§ **Listed entries**:
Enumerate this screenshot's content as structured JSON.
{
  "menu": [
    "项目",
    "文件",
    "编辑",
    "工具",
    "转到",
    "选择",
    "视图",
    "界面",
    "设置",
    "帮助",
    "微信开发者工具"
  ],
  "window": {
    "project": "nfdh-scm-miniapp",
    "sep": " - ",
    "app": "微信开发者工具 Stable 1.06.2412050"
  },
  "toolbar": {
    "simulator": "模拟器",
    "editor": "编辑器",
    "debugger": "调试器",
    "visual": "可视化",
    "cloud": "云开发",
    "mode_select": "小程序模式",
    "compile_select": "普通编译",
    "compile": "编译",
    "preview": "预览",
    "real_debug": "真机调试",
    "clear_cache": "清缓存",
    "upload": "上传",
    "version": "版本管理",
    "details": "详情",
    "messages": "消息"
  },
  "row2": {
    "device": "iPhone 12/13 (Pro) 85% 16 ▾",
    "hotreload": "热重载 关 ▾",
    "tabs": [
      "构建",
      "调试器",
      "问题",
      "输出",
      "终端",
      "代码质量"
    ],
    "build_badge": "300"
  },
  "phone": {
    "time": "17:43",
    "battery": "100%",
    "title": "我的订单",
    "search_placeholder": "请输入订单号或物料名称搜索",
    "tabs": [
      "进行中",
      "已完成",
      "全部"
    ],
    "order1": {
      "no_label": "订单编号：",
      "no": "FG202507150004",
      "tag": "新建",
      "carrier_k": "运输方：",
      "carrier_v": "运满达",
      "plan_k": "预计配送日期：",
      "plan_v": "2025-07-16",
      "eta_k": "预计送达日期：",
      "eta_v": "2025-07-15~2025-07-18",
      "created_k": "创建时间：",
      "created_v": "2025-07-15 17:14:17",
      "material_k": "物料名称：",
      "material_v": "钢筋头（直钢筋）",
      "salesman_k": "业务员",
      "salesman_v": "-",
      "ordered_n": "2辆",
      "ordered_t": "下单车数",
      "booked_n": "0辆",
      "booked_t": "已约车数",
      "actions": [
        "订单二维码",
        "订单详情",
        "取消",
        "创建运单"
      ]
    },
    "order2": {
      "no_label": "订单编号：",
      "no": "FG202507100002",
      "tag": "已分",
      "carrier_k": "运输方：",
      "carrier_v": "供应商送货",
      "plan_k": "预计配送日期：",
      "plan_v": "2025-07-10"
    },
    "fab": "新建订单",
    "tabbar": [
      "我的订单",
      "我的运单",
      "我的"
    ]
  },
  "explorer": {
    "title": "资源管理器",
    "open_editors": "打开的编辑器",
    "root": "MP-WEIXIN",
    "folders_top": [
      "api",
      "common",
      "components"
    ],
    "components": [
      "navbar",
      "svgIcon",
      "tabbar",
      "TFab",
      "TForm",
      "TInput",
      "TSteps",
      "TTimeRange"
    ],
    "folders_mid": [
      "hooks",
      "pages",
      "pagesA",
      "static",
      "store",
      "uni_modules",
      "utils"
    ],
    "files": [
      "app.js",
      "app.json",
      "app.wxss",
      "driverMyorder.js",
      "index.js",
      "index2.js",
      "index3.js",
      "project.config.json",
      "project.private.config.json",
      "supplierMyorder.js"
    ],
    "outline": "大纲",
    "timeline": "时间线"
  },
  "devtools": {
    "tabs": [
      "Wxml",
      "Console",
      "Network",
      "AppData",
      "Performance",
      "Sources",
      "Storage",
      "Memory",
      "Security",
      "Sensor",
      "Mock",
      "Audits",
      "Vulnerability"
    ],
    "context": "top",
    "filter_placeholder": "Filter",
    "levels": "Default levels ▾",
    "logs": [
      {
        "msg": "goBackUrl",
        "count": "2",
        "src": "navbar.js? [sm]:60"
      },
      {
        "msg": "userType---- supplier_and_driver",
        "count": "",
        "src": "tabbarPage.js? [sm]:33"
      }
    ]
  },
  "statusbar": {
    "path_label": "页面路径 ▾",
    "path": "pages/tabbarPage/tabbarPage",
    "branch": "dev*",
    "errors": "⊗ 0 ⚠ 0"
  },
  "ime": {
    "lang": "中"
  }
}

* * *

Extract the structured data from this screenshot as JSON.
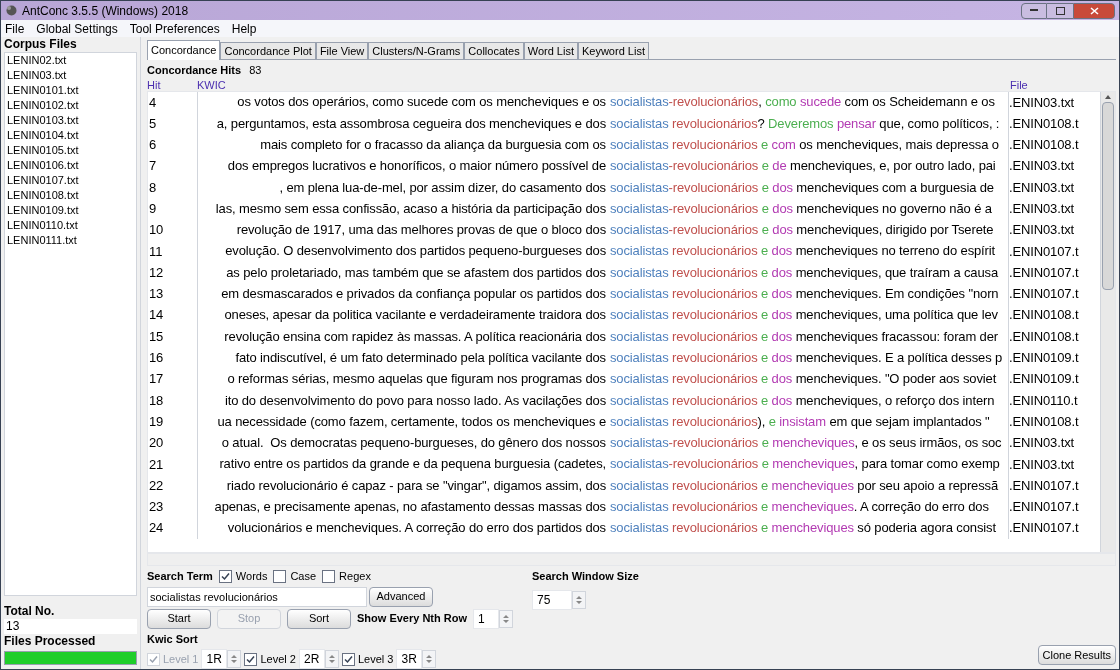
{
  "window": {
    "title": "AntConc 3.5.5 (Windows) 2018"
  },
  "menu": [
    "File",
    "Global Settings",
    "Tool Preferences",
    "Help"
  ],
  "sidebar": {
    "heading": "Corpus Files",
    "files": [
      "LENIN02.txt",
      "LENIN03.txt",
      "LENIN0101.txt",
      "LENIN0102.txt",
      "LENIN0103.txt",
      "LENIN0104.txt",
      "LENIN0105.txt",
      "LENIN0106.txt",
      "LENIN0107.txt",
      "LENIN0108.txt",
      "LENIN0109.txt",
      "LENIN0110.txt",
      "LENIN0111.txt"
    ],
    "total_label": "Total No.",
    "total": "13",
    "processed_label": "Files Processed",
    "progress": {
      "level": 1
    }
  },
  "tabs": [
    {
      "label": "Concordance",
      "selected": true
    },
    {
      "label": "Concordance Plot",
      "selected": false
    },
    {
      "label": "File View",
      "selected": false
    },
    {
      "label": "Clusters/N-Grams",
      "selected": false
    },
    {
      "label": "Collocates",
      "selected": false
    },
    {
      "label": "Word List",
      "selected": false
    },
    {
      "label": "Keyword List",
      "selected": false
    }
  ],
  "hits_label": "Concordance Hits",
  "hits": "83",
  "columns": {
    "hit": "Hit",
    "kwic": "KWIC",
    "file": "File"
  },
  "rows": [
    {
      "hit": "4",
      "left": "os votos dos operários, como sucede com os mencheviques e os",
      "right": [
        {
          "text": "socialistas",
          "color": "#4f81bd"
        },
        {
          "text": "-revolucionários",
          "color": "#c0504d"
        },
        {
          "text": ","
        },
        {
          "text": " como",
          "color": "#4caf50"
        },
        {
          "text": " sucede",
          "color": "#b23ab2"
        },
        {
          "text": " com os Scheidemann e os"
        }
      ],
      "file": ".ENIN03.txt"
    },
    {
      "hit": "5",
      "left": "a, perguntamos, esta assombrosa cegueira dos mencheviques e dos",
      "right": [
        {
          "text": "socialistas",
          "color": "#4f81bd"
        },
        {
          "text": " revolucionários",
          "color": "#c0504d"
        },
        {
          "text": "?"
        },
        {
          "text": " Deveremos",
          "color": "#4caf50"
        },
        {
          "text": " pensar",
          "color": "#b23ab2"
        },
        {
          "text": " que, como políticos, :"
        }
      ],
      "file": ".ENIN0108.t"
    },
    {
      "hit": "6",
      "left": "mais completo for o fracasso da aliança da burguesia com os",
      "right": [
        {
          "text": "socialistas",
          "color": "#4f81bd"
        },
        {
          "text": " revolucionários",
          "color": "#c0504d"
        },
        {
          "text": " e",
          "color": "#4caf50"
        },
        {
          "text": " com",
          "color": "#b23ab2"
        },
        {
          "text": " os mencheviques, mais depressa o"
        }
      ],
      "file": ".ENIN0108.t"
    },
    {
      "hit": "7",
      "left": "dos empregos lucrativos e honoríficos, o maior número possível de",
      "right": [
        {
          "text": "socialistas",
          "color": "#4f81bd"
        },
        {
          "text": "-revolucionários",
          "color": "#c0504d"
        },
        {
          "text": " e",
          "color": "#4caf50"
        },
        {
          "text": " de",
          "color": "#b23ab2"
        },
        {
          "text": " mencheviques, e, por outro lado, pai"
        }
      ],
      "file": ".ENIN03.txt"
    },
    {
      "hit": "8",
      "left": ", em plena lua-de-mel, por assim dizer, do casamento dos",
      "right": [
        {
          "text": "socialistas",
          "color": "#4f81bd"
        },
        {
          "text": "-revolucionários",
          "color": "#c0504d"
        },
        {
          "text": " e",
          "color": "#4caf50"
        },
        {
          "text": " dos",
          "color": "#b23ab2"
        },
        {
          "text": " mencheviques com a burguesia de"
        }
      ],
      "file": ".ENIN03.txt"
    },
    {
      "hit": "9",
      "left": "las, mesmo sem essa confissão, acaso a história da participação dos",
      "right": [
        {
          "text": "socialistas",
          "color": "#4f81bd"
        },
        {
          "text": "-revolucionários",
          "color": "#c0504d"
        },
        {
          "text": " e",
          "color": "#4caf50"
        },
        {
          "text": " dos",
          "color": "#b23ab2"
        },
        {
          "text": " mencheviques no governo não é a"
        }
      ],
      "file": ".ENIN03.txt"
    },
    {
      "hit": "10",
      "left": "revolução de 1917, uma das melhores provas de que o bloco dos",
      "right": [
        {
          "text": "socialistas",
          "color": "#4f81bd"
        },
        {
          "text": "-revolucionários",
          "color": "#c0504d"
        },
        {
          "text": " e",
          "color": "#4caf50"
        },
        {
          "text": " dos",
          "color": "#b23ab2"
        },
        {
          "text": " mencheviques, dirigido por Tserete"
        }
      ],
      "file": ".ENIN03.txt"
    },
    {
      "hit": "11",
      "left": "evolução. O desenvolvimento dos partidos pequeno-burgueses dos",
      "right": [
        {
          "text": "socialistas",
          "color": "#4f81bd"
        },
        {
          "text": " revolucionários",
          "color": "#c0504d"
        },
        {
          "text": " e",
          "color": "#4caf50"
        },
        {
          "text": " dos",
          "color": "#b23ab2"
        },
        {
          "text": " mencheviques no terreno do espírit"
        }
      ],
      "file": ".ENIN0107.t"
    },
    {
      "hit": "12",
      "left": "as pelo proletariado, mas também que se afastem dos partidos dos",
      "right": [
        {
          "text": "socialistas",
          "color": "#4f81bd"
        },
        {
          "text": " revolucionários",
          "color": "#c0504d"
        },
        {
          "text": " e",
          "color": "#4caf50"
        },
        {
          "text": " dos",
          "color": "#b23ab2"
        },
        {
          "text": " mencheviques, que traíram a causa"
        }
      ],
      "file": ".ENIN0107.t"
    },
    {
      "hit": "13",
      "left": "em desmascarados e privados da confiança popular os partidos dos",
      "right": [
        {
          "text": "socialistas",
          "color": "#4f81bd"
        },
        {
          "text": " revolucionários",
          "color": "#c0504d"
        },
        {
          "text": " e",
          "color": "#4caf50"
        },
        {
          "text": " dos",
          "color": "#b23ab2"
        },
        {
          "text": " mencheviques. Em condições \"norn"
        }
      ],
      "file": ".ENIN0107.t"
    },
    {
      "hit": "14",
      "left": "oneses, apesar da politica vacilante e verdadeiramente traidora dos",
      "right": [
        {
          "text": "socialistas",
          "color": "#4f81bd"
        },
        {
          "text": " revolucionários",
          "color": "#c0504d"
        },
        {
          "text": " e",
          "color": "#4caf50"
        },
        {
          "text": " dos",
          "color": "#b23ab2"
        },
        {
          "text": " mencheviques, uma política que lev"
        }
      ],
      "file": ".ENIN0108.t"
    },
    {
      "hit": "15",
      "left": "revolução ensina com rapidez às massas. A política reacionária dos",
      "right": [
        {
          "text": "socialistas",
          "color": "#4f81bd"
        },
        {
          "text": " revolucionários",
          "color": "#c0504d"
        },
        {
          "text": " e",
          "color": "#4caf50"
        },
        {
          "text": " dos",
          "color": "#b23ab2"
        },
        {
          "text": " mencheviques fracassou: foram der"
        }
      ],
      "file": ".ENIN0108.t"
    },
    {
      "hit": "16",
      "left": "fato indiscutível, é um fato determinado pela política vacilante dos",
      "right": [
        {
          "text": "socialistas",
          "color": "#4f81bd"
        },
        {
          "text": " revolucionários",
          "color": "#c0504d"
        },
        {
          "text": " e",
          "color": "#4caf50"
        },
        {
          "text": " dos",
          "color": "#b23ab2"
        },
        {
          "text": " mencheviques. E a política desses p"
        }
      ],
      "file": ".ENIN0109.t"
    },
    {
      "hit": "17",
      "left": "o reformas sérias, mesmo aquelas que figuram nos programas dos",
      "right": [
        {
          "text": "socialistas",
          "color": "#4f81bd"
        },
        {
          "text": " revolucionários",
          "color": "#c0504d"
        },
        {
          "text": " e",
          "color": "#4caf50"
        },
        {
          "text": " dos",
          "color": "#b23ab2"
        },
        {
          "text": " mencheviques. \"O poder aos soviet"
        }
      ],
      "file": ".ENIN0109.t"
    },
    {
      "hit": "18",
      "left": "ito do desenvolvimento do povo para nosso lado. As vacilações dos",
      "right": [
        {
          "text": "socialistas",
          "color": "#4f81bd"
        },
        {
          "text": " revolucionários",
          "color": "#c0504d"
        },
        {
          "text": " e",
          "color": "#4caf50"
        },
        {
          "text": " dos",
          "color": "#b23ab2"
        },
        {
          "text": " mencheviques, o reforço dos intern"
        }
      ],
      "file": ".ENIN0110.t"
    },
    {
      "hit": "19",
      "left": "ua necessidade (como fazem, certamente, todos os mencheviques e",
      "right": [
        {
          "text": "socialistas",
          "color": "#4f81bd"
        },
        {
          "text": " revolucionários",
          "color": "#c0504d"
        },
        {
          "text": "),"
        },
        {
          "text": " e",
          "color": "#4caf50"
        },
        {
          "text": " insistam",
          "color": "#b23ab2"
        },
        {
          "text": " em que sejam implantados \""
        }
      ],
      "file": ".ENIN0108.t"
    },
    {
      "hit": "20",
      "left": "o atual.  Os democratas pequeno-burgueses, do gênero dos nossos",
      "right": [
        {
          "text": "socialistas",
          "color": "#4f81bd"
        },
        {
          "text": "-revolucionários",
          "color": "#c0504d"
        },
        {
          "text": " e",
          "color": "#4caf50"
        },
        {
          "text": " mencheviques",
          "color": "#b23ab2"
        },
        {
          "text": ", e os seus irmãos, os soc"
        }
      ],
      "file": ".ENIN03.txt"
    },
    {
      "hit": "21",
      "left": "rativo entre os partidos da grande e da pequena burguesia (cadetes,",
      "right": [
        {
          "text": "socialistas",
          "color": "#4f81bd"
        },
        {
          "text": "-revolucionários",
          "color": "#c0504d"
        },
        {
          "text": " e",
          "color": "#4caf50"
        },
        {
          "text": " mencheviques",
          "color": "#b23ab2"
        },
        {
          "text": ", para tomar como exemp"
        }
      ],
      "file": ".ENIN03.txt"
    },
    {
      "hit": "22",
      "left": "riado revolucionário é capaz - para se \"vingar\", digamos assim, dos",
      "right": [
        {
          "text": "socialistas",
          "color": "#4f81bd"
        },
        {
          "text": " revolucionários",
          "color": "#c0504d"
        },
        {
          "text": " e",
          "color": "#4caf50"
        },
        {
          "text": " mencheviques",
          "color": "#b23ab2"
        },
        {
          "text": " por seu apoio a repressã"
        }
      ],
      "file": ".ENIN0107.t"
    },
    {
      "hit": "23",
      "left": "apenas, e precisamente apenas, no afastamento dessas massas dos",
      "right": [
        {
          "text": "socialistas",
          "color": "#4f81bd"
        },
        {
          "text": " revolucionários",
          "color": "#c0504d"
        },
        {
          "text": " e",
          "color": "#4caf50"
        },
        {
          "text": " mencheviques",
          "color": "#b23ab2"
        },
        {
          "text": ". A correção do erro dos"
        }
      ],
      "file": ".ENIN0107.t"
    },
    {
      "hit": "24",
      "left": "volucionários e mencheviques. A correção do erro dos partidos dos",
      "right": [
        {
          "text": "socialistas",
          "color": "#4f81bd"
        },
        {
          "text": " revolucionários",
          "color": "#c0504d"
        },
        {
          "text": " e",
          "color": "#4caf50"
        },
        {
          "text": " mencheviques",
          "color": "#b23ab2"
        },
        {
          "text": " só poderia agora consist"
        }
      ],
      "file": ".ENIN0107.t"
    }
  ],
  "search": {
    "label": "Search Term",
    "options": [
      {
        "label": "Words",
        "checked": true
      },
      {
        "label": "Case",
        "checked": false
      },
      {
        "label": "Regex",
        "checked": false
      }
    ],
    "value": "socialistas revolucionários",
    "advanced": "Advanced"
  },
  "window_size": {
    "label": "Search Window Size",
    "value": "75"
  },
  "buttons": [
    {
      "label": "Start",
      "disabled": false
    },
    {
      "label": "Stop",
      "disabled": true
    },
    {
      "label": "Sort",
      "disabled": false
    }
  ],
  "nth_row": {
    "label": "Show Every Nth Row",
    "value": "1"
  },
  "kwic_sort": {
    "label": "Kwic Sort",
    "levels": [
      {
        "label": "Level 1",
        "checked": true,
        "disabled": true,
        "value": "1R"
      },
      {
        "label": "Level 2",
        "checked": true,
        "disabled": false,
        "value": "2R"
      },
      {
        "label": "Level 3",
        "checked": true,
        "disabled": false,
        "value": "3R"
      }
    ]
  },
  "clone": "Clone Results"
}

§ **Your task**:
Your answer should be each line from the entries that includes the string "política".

§ **Exercise answer**:
          "text": " mencheviques, uma política que lev"
      "left": "revolução ensina com rapidez às massas. A política reacionária dos",
      "left": "fato indiscutível, é um fato determinado pela política vacilante dos",
          "text": " mencheviques. E a política desses p"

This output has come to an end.